* [TASK OBJECTIVE]:
When you reproduce these records, keep every word exactly and drop the images.

-------- SOURCE MATERIAL --------

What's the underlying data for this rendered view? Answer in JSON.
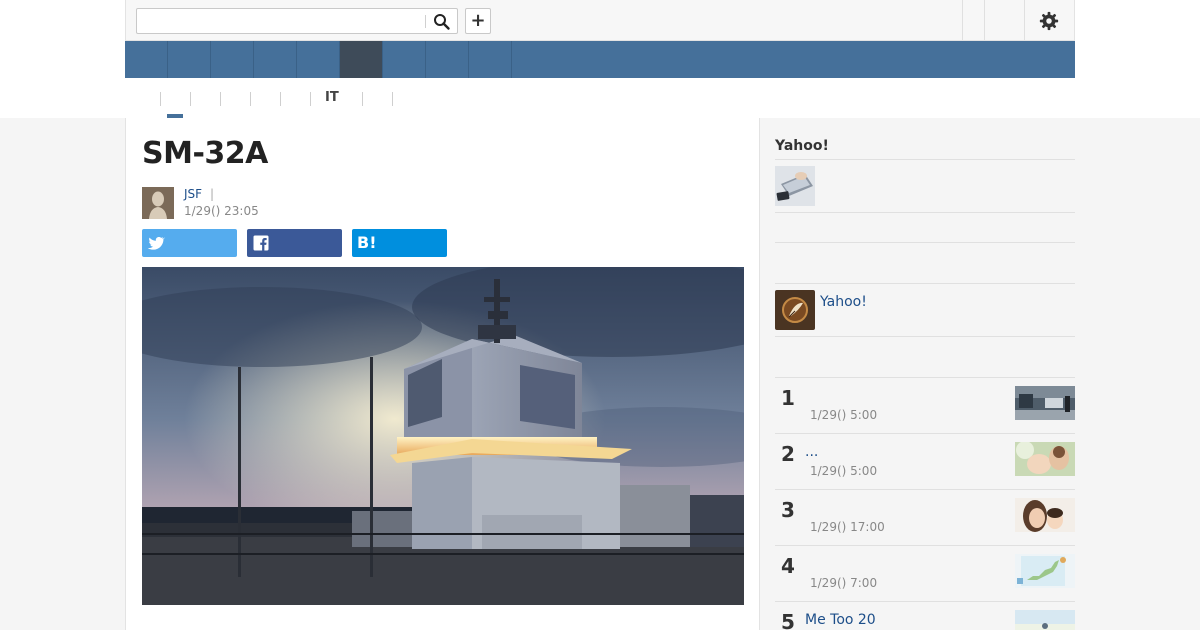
{
  "search": {
    "placeholder": "",
    "value": ""
  },
  "header": {
    "add_label": "+"
  },
  "navbar": {
    "item_count": 9,
    "active_index": 5
  },
  "subtabs": {
    "visible_label": "IT"
  },
  "article": {
    "title": "SM-32A",
    "author_name": "JSF",
    "author_separator": "|",
    "date": "1/29() 23:05",
    "share": {
      "hatena_label": "B!"
    }
  },
  "sidebar": {
    "heading": "Yahoo!",
    "promo_link": "Yahoo!",
    "ranking": [
      {
        "rank": "1",
        "title": "",
        "date": "1/29() 5:00"
      },
      {
        "rank": "2",
        "title": "...",
        "date": "1/29() 5:00"
      },
      {
        "rank": "3",
        "title": "",
        "date": "1/29() 17:00"
      },
      {
        "rank": "4",
        "title": "",
        "date": "1/29() 7:00"
      },
      {
        "rank": "5",
        "title": "Me Too 20",
        "date": ""
      }
    ]
  },
  "colors": {
    "navbar": "#45709a",
    "navbar_active": "#3e4b59",
    "twitter": "#55acee",
    "facebook": "#3b5998",
    "hatena": "#008fde",
    "link": "#1d4e89"
  }
}
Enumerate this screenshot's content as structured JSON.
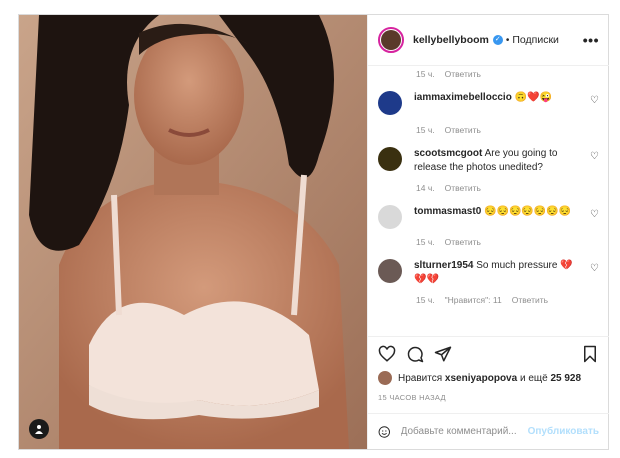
{
  "header": {
    "username": "kellybellyboom",
    "separator": "•",
    "follow_label": "Подписки",
    "more_label": "•••"
  },
  "comments": {
    "top_meta": {
      "time": "15 ч.",
      "reply": "Ответить"
    },
    "items": [
      {
        "user": "iammaximebelloccio",
        "text": "🙃❤️😜",
        "time": "15 ч.",
        "reply": "Ответить",
        "avatar_color": "#1e3a8a"
      },
      {
        "user": "scootsmcgoot",
        "text": "Are you going to release the photos unedited?",
        "time": "14 ч.",
        "reply": "Ответить",
        "avatar_color": "#3a3010"
      },
      {
        "user": "tommasmast0",
        "text": "😔😔😔😔😔😔😔",
        "time": "15 ч.",
        "reply": "Ответить",
        "avatar_color": "#d9d9d9"
      },
      {
        "user": "slturner1954",
        "text": "So much pressure 💔💔💔",
        "time": "15 ч.",
        "likes": "\"Нравится\": 11",
        "reply": "Ответить",
        "avatar_color": "#6b5a55"
      }
    ]
  },
  "likes": {
    "prefix": "Нравится",
    "user": "xseniyapopova",
    "middle": "и ещё",
    "count": "25 928"
  },
  "timestamp": "15 ЧАСОВ НАЗАД",
  "add_comment": {
    "placeholder": "Добавьте комментарий...",
    "publish_label": "Опубликовать"
  },
  "icons": {
    "heart": "heart-icon",
    "comment": "comment-icon",
    "share": "share-icon",
    "save": "bookmark-icon",
    "emoji": "emoji-icon",
    "tag": "user-tag-icon",
    "verified": "verified-icon"
  },
  "colors": {
    "verified": "#3897f0",
    "publish": "#b2dffc",
    "story_ring": "#d6249f"
  }
}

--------

* [OUTPUT FOR THIS TASK]:
What's the underlying data for this rendered view? Answer in JSON.
{
  "search": {
    "placeholder": "",
    "value": ""
  },
  "header": {
    "add_label": "+"
  },
  "navbar": {
    "item_count": 9,
    "active_index": 5
  },
  "subtabs": {
    "visible_label": "IT"
  },
  "article": {
    "title": "SM-32A",
    "author_name": "JSF",
    "author_separator": "|",
    "date": "1/29() 23:05",
    "share": {
      "hatena_label": "B!"
    }
  },
  "sidebar": {
    "heading": "Yahoo!",
    "promo_link": "Yahoo!",
    "ranking": [
      {
        "rank": "1",
        "title": "",
        "date": "1/29() 5:00"
      },
      {
        "rank": "2",
        "title": "...",
        "date": "1/29() 5:00"
      },
      {
        "rank": "3",
        "title": "",
        "date": "1/29() 17:00"
      },
      {
        "rank": "4",
        "title": "",
        "date": "1/29() 7:00"
      },
      {
        "rank": "5",
        "title": "Me Too 20",
        "date": ""
      }
    ]
  },
  "colors": {
    "navbar": "#45709a",
    "navbar_active": "#3e4b59",
    "twitter": "#55acee",
    "facebook": "#3b5998",
    "hatena": "#008fde",
    "link": "#1d4e89"
  }
}
Enumerate this screenshot's content as structured JSON.
{
  "header": {
    "username": "kellybellyboom",
    "separator": "•",
    "follow_label": "Подписки",
    "more_label": "•••"
  },
  "comments": {
    "top_meta": {
      "time": "15 ч.",
      "reply": "Ответить"
    },
    "items": [
      {
        "user": "iammaximebelloccio",
        "text": "🙃❤️😜",
        "time": "15 ч.",
        "reply": "Ответить",
        "avatar_color": "#1e3a8a"
      },
      {
        "user": "scootsmcgoot",
        "text": "Are you going to release the photos unedited?",
        "time": "14 ч.",
        "reply": "Ответить",
        "avatar_color": "#3a3010"
      },
      {
        "user": "tommasmast0",
        "text": "😔😔😔😔😔😔😔",
        "time": "15 ч.",
        "reply": "Ответить",
        "avatar_color": "#d9d9d9"
      },
      {
        "user": "slturner1954",
        "text": "So much pressure 💔💔💔",
        "time": "15 ч.",
        "likes": "\"Нравится\": 11",
        "reply": "Ответить",
        "avatar_color": "#6b5a55"
      }
    ]
  },
  "likes": {
    "prefix": "Нравится",
    "user": "xseniyapopova",
    "middle": "и ещё",
    "count": "25 928"
  },
  "timestamp": "15 ЧАСОВ НАЗАД",
  "add_comment": {
    "placeholder": "Добавьте комментарий...",
    "publish_label": "Опубликовать"
  },
  "icons": {
    "heart": "heart-icon",
    "comment": "comment-icon",
    "share": "share-icon",
    "save": "bookmark-icon",
    "emoji": "emoji-icon",
    "tag": "user-tag-icon",
    "verified": "verified-icon"
  },
  "colors": {
    "verified": "#3897f0",
    "publish": "#b2dffc",
    "story_ring": "#d6249f"
  }
}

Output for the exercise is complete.